** Available data follows **
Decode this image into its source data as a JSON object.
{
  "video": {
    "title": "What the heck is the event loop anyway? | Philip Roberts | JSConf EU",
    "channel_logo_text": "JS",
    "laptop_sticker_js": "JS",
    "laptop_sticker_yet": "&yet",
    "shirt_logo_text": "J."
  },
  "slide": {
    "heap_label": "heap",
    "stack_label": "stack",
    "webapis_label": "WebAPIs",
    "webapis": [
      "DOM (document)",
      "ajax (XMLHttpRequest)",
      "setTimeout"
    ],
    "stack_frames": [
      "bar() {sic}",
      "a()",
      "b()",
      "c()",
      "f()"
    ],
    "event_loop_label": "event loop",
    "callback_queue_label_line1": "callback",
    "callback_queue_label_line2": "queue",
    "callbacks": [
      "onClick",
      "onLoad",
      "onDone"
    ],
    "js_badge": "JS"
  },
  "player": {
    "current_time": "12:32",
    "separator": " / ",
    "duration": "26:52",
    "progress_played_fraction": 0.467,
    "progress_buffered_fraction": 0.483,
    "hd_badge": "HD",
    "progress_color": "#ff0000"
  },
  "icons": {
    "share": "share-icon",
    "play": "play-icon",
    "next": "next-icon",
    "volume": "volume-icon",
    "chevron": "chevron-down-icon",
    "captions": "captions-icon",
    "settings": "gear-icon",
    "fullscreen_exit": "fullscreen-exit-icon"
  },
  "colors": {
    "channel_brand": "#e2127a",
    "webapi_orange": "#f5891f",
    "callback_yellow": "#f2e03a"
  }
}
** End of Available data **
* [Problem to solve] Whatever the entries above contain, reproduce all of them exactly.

* [Reply]
Decode this image into its source data as a JSON object.
{
  "video": {
    "title": "What the heck is the event loop anyway? | Philip Roberts | JSConf EU",
    "channel_logo_text": "JS",
    "laptop_sticker_js": "JS",
    "laptop_sticker_yet": "&yet",
    "shirt_logo_text": "J."
  },
  "slide": {
    "heap_label": "heap",
    "stack_label": "stack",
    "webapis_label": "WebAPIs",
    "webapis": [
      "DOM (document)",
      "ajax (XMLHttpRequest)",
      "setTimeout"
    ],
    "stack_frames": [
      "bar() {sic}",
      "a()",
      "b()",
      "c()",
      "f()"
    ],
    "event_loop_label": "event loop",
    "callback_queue_label_line1": "callback",
    "callback_queue_label_line2": "queue",
    "callbacks": [
      "onClick",
      "onLoad",
      "onDone"
    ],
    "js_badge": "JS"
  },
  "player": {
    "current_time": "12:32",
    "separator": " / ",
    "duration": "26:52",
    "progress_played_fraction": 0.467,
    "progress_buffered_fraction": 0.483,
    "hd_badge": "HD",
    "progress_color": "#ff0000"
  },
  "icons": {
    "share": "share-icon",
    "play": "play-icon",
    "next": "next-icon",
    "volume": "volume-icon",
    "chevron": "chevron-down-icon",
    "captions": "captions-icon",
    "settings": "gear-icon",
    "fullscreen_exit": "fullscreen-exit-icon"
  },
  "colors": {
    "channel_brand": "#e2127a",
    "webapi_orange": "#f5891f",
    "callback_yellow": "#f2e03a"
  }
}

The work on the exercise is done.